The Real-even symmetry DFTs in FFTW are exactly equivalent to the unnormalized forward (and backward) DFTs as defined above, where the input array X of length N is purely real and is also even symmetry. In this case, the output array is likewise real and even symmetry.
For the case of
REDFT00, this even symmetry means that
Xj = XN-j,
where we take X to be periodic so that
XN = X0.
Because of this redundancy, only the first n real numbers are
actually stored, where N = 2(n-1).
The proper definition of even symmetry for
REDFT11 transforms is somewhat more intricate

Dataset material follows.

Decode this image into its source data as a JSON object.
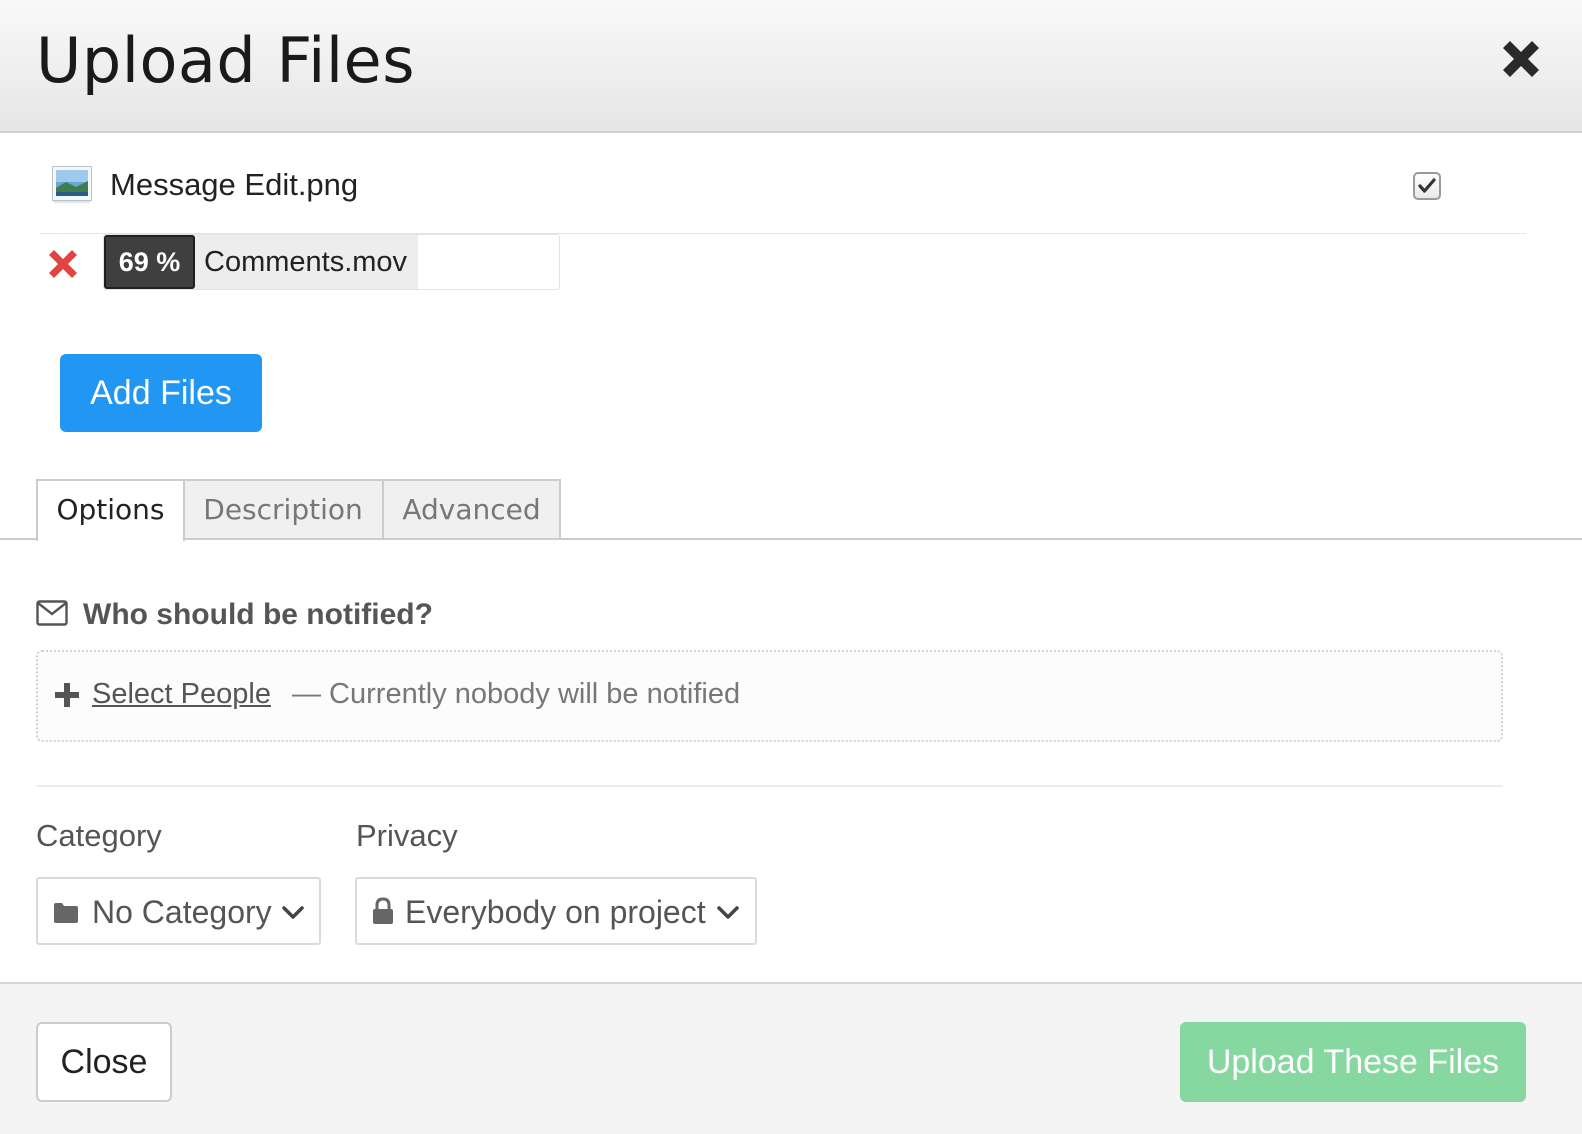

because of the shifts by 1/2 of the input and/or output, although
the corresponding boundary conditions are given in Real even/odd DFTs (cosine/sine transforms). Because of the even symmetry, however,
the sine terms in the DFT all cancel and the remaining cosine terms are

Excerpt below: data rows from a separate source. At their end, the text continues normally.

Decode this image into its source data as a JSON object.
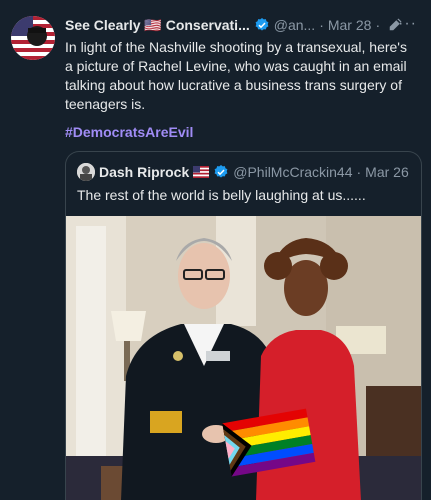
{
  "tweet": {
    "author_name": "See Clearly 🇺🇸 Conservati...",
    "author_handle": "@an...",
    "separator": "·",
    "date": "Mar 28",
    "more_label": "···",
    "body": "In light of the Nashville shooting by a transexual, here's a picture of Rachel Levine, who was caught in an email talking about how lucrative a business trans surgery of teenagers is.",
    "hashtag": "#DemocratsAreEvil"
  },
  "quote": {
    "author_name": "Dash Riprock",
    "author_handle": "@PhilMcCrackin44",
    "separator": "·",
    "date": "Mar 26",
    "text": "The rest of the world is belly laughing at us......"
  },
  "colors": {
    "background": "#15202b",
    "verified": "#1d9bf0",
    "hashtag": "#a08cf5",
    "border": "#38444d",
    "secondary_text": "#8b98a5"
  },
  "icons": [
    "us-flag-icon",
    "verified-badge-icon",
    "edit-pencil-icon",
    "more-options-icon"
  ]
}
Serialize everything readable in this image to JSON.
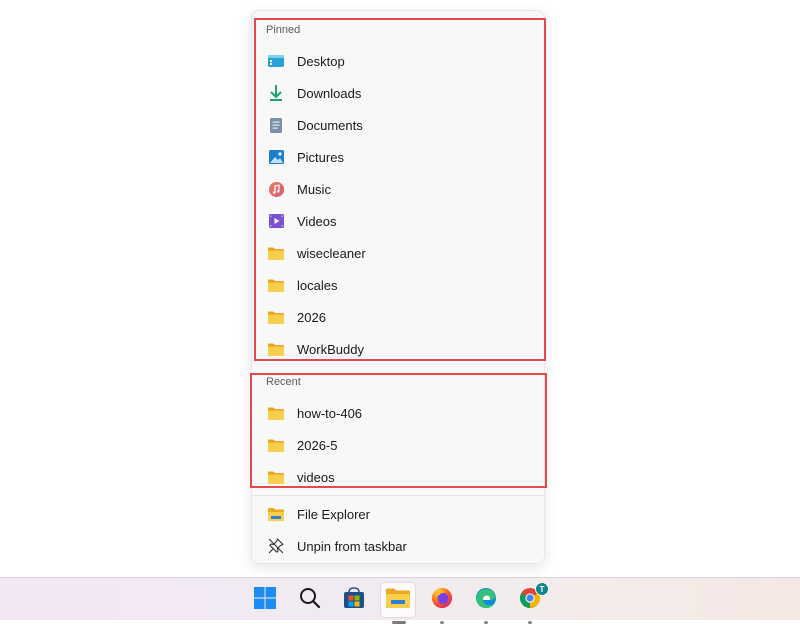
{
  "jumplist": {
    "pinned": {
      "title": "Pinned",
      "items": [
        {
          "label": "Desktop",
          "icon": "desktop-icon"
        },
        {
          "label": "Downloads",
          "icon": "download-icon"
        },
        {
          "label": "Documents",
          "icon": "document-icon"
        },
        {
          "label": "Pictures",
          "icon": "pictures-icon"
        },
        {
          "label": "Music",
          "icon": "music-icon"
        },
        {
          "label": "Videos",
          "icon": "videos-icon"
        },
        {
          "label": "wisecleaner",
          "icon": "folder-icon"
        },
        {
          "label": "locales",
          "icon": "folder-icon"
        },
        {
          "label": "2026",
          "icon": "folder-icon"
        },
        {
          "label": "WorkBuddy",
          "icon": "folder-icon"
        }
      ]
    },
    "recent": {
      "title": "Recent",
      "items": [
        {
          "label": "how-to-406",
          "icon": "folder-icon"
        },
        {
          "label": "2026-5",
          "icon": "folder-icon"
        },
        {
          "label": "videos",
          "icon": "folder-icon"
        }
      ]
    },
    "actions": [
      {
        "label": "File Explorer",
        "icon": "file-explorer-icon"
      },
      {
        "label": "Unpin from taskbar",
        "icon": "unpin-icon"
      }
    ]
  },
  "taskbar": {
    "items": [
      {
        "name": "start",
        "icon": "windows-start-icon"
      },
      {
        "name": "search",
        "icon": "search-icon"
      },
      {
        "name": "store",
        "icon": "microsoft-store-icon"
      },
      {
        "name": "file-explorer",
        "icon": "file-explorer-icon",
        "active": true
      },
      {
        "name": "firefox",
        "icon": "firefox-icon"
      },
      {
        "name": "edge",
        "icon": "edge-icon"
      },
      {
        "name": "chrome",
        "icon": "chrome-icon",
        "badge": "T"
      }
    ]
  },
  "colors": {
    "highlight": "#e5484d",
    "folder": "#f4c542",
    "accent": "#0078d4"
  }
}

written explicitly below. This formulation often leads people to call
such a transform a discrete cosine transform (DCT), although it is
really just a special case of the DFT.
In each of the definitions below, we transform a real array X of length n to a real array Y of length n:
REDFT00 transform (type-I DCT) in FFTW is defined by:
REDFT10 transform (type-II DCT, sometimes called “the” DCT) in FFTW is defined by:
REDFT01 transform (type-III DCT) in FFTW is defined by:
REDFT10(“the” DCT), and so the
REDFT01(DCT-III) is sometimes called the “IDCT”.
REDFT11 transform (type-IV DCT) in FFTW is defined by:
These definitions correspond directly to the unnormalized DFTs used
elsewhere in FFTW (hence the factors of 2 in front of the
summations). The unnormalized inverse of
REDFT01 and vice versa, and
REDFT11. Each unnormalized inverse results
in the original array multiplied by N, where N is the
logical DFT size. For
REDFT00, N=2(n-1) (note that
n=1 is not defined); otherwise, N=2n.
In defining the discrete cosine transform, some authors also include additional factors of √2 (or its inverse) multiplying selected inputs and/or outputs. This is a mostly cosmetic change that makes the transform orthogonal, but sacrifices the direct equivalence to a symmetric DFT.